EXERCISE INSTRUCTIONS. Leaving out all pictures, return the records word for word.

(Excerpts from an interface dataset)

..............................

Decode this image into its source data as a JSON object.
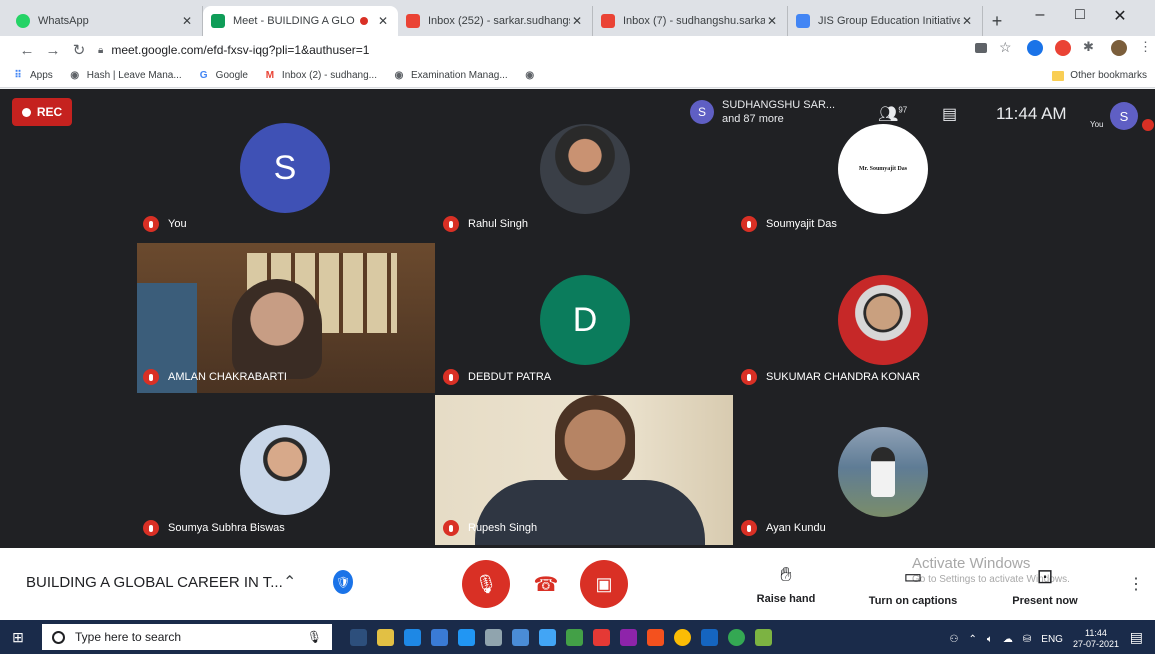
{
  "browser": {
    "tabs": [
      {
        "label": "WhatsApp",
        "fav_color": "#25d366",
        "active": false
      },
      {
        "label": "Meet - BUILDING A GLO",
        "fav_color": "#0f9d58",
        "active": true
      },
      {
        "label": "Inbox (252) - sarkar.sudhangs",
        "fav_color": "#ea4335",
        "active": false
      },
      {
        "label": "Inbox (7) - sudhangshu.sarkar",
        "fav_color": "#ea4335",
        "active": false
      },
      {
        "label": "JIS Group Education Initiative",
        "fav_color": "#4285f4",
        "active": false
      }
    ],
    "new_tab": "+",
    "window_controls": {
      "minimize": "–",
      "maximize": "□",
      "close": "✕"
    },
    "url": "meet.google.com/efd-fxsv-iqg?pli=1&authuser=1",
    "bookmarks": [
      {
        "label": "Apps",
        "icon": "apps-grid-icon",
        "color": "#4285f4"
      },
      {
        "label": "Hash | Leave Mana...",
        "icon": "globe-icon",
        "color": "#5f6368"
      },
      {
        "label": "Google",
        "icon": "google-g-icon",
        "color": "#4285f4"
      },
      {
        "label": "Inbox (2) - sudhang...",
        "icon": "gmail-icon",
        "color": "#ea4335"
      },
      {
        "label": "Examination Manag...",
        "icon": "globe-icon",
        "color": "#5f6368"
      },
      {
        "label": "",
        "icon": "globe-icon",
        "color": "#5f6368"
      }
    ],
    "other_bookmarks": "Other bookmarks"
  },
  "meet": {
    "rec_label": "REC",
    "presenter": {
      "initial": "S",
      "name": "SUDHANGSHU SAR...",
      "more": "and 87 more"
    },
    "people_count": "97",
    "time": "11:44 AM",
    "you_initial": "S",
    "you_label": "You",
    "participants": [
      {
        "name": "You",
        "initial": "S",
        "color": "#3f51b5",
        "type": "letter"
      },
      {
        "name": "Rahul Singh",
        "type": "photo"
      },
      {
        "name": "Soumyajit Das",
        "type": "logo",
        "logo_text": "Mr. Soumyajit Das"
      },
      {
        "name": "AMLAN CHAKRABARTI",
        "type": "video"
      },
      {
        "name": "DEBDUT PATRA",
        "initial": "D",
        "color": "#0b7c5c",
        "type": "letter"
      },
      {
        "name": "SUKUMAR CHANDRA KONAR",
        "type": "photo"
      },
      {
        "name": "Soumya Subhra Biswas",
        "type": "photo"
      },
      {
        "name": "Rupesh Singh",
        "type": "video"
      },
      {
        "name": "Ayan Kundu",
        "type": "photo"
      }
    ],
    "meeting_title": "BUILDING A GLOBAL CAREER IN T...",
    "actions": {
      "raise_hand": "Raise hand",
      "captions": "Turn on captions",
      "present": "Present now"
    },
    "watermark": {
      "title": "Activate Windows",
      "subtitle": "Go to Settings to activate Windows."
    }
  },
  "taskbar": {
    "search_placeholder": "Type here to search",
    "language": "ENG",
    "clock_time": "11:44",
    "clock_date": "27-07-2021"
  }
}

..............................

ANSWER SPACE.
Decode this image into its source data as a JSON object.
{
  "browser": {
    "tabs": [
      {
        "label": "WhatsApp",
        "fav_color": "#25d366",
        "active": false
      },
      {
        "label": "Meet - BUILDING A GLO",
        "fav_color": "#0f9d58",
        "active": true
      },
      {
        "label": "Inbox (252) - sarkar.sudhangs",
        "fav_color": "#ea4335",
        "active": false
      },
      {
        "label": "Inbox (7) - sudhangshu.sarkar",
        "fav_color": "#ea4335",
        "active": false
      },
      {
        "label": "JIS Group Education Initiative",
        "fav_color": "#4285f4",
        "active": false
      }
    ],
    "new_tab": "+",
    "window_controls": {
      "minimize": "–",
      "maximize": "□",
      "close": "✕"
    },
    "url": "meet.google.com/efd-fxsv-iqg?pli=1&authuser=1",
    "bookmarks": [
      {
        "label": "Apps",
        "icon": "apps-grid-icon",
        "color": "#4285f4"
      },
      {
        "label": "Hash | Leave Mana...",
        "icon": "globe-icon",
        "color": "#5f6368"
      },
      {
        "label": "Google",
        "icon": "google-g-icon",
        "color": "#4285f4"
      },
      {
        "label": "Inbox (2) - sudhang...",
        "icon": "gmail-icon",
        "color": "#ea4335"
      },
      {
        "label": "Examination Manag...",
        "icon": "globe-icon",
        "color": "#5f6368"
      },
      {
        "label": "",
        "icon": "globe-icon",
        "color": "#5f6368"
      }
    ],
    "other_bookmarks": "Other bookmarks"
  },
  "meet": {
    "rec_label": "REC",
    "presenter": {
      "initial": "S",
      "name": "SUDHANGSHU SAR...",
      "more": "and 87 more"
    },
    "people_count": "97",
    "time": "11:44 AM",
    "you_initial": "S",
    "you_label": "You",
    "participants": [
      {
        "name": "You",
        "initial": "S",
        "color": "#3f51b5",
        "type": "letter"
      },
      {
        "name": "Rahul Singh",
        "type": "photo"
      },
      {
        "name": "Soumyajit Das",
        "type": "logo",
        "logo_text": "Mr. Soumyajit Das"
      },
      {
        "name": "AMLAN CHAKRABARTI",
        "type": "video"
      },
      {
        "name": "DEBDUT PATRA",
        "initial": "D",
        "color": "#0b7c5c",
        "type": "letter"
      },
      {
        "name": "SUKUMAR CHANDRA KONAR",
        "type": "photo"
      },
      {
        "name": "Soumya Subhra Biswas",
        "type": "photo"
      },
      {
        "name": "Rupesh Singh",
        "type": "video"
      },
      {
        "name": "Ayan Kundu",
        "type": "photo"
      }
    ],
    "meeting_title": "BUILDING A GLOBAL CAREER IN T...",
    "actions": {
      "raise_hand": "Raise hand",
      "captions": "Turn on captions",
      "present": "Present now"
    },
    "watermark": {
      "title": "Activate Windows",
      "subtitle": "Go to Settings to activate Windows."
    }
  },
  "taskbar": {
    "search_placeholder": "Type here to search",
    "language": "ENG",
    "clock_time": "11:44",
    "clock_date": "27-07-2021"
  }
}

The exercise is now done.